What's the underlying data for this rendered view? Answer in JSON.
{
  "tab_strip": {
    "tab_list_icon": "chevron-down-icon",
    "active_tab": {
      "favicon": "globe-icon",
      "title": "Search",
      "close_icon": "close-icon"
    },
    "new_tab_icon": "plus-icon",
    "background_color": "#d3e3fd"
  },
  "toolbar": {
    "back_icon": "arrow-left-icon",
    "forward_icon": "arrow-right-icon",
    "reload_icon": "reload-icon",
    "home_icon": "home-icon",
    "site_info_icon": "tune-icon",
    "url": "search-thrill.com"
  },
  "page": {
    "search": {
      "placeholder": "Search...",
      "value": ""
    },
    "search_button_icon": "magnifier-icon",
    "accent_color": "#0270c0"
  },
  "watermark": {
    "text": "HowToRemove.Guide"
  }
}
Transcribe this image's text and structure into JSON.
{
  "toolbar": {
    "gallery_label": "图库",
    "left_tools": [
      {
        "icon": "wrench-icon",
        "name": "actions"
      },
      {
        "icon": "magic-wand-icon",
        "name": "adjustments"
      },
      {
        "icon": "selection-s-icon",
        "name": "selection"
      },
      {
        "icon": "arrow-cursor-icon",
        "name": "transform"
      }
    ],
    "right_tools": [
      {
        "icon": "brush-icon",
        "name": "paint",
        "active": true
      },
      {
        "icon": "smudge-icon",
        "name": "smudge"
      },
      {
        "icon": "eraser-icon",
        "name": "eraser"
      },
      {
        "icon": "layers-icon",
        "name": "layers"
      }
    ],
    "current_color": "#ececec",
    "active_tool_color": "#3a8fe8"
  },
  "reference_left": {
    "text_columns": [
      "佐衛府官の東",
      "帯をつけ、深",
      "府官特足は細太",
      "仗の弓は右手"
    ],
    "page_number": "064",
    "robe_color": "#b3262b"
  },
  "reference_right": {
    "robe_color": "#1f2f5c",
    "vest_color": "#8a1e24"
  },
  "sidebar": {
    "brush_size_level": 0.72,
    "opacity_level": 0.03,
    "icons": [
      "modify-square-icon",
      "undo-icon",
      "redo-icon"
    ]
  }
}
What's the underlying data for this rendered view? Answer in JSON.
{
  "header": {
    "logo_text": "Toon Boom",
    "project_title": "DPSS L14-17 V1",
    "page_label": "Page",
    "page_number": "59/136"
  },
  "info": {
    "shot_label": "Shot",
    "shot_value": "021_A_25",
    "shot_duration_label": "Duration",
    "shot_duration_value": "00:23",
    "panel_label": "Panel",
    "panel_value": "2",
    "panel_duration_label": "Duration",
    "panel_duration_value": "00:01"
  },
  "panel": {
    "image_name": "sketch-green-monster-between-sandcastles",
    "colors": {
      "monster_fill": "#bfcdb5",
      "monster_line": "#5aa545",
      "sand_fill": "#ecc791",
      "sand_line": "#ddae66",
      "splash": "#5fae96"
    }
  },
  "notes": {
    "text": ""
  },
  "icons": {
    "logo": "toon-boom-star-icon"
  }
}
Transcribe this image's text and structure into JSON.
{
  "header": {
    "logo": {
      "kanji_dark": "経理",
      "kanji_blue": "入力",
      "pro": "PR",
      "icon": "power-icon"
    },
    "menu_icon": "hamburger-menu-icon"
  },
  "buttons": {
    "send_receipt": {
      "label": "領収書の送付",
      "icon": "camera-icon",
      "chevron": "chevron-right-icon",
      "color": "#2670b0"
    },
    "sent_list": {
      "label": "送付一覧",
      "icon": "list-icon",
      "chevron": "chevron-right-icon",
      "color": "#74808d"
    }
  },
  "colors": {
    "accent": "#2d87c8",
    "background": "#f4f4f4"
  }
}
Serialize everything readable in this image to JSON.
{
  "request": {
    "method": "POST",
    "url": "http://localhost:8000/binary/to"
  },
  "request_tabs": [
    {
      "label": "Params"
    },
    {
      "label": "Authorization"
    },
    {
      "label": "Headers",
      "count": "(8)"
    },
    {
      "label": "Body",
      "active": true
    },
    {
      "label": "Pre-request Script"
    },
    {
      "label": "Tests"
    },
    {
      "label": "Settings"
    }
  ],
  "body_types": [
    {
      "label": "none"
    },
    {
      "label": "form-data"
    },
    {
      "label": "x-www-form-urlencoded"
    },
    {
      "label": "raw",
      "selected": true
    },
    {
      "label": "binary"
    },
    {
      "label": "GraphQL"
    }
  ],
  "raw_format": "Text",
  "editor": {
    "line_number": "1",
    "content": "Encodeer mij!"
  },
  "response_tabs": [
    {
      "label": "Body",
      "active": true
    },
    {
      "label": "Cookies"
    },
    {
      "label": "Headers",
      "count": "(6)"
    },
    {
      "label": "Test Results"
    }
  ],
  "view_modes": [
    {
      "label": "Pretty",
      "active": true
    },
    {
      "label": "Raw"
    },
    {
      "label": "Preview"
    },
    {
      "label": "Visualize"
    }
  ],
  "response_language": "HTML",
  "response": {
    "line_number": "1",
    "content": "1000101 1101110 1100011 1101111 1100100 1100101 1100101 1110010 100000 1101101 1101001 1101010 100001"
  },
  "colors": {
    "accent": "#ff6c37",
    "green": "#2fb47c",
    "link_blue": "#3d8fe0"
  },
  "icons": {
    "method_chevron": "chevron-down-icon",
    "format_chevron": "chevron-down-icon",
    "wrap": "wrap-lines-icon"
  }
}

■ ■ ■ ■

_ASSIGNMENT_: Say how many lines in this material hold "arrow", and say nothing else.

_EXPECTED ANSWER_: 3